# TASK DIRECTIONS
Each line of the material below with the word "JSON" is to be reported.

# LISTED RECORDS
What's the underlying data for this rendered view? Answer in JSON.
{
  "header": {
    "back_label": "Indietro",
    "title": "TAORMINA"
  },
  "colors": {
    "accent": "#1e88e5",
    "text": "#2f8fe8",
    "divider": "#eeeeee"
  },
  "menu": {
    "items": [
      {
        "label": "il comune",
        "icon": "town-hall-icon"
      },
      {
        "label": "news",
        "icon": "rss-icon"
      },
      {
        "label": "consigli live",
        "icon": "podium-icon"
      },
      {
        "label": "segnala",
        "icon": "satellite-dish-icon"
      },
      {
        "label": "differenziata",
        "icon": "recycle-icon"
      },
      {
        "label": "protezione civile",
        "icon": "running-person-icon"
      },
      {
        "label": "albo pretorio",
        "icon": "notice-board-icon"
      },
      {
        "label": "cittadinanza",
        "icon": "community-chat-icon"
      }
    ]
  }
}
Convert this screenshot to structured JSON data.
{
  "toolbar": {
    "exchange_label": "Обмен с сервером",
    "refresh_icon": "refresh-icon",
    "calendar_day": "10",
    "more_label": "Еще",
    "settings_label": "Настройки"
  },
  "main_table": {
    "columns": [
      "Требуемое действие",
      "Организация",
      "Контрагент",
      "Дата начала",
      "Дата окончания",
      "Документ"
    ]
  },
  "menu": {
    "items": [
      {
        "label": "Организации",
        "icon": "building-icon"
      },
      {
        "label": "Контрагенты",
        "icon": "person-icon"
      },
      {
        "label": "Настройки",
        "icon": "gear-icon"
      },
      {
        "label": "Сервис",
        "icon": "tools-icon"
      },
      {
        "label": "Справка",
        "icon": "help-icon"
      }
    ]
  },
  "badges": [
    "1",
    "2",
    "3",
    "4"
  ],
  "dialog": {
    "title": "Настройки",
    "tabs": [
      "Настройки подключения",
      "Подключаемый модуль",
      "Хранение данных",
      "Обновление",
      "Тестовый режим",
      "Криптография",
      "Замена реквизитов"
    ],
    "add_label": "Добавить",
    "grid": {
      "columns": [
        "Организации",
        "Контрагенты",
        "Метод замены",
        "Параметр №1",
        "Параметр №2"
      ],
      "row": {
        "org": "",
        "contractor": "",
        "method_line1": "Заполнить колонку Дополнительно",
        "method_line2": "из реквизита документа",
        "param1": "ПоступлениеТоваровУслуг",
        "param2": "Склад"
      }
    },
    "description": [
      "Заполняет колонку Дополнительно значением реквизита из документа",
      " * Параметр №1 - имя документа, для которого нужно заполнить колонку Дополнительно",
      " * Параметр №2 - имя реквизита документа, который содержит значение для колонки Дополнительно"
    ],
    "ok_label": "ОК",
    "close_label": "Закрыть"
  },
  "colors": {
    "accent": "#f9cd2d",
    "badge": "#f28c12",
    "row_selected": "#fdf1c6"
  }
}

# EXERCISE RESPONSE
What's the underlying data for this rendered view? Answer in JSON.
Convert this screenshot to structured JSON data.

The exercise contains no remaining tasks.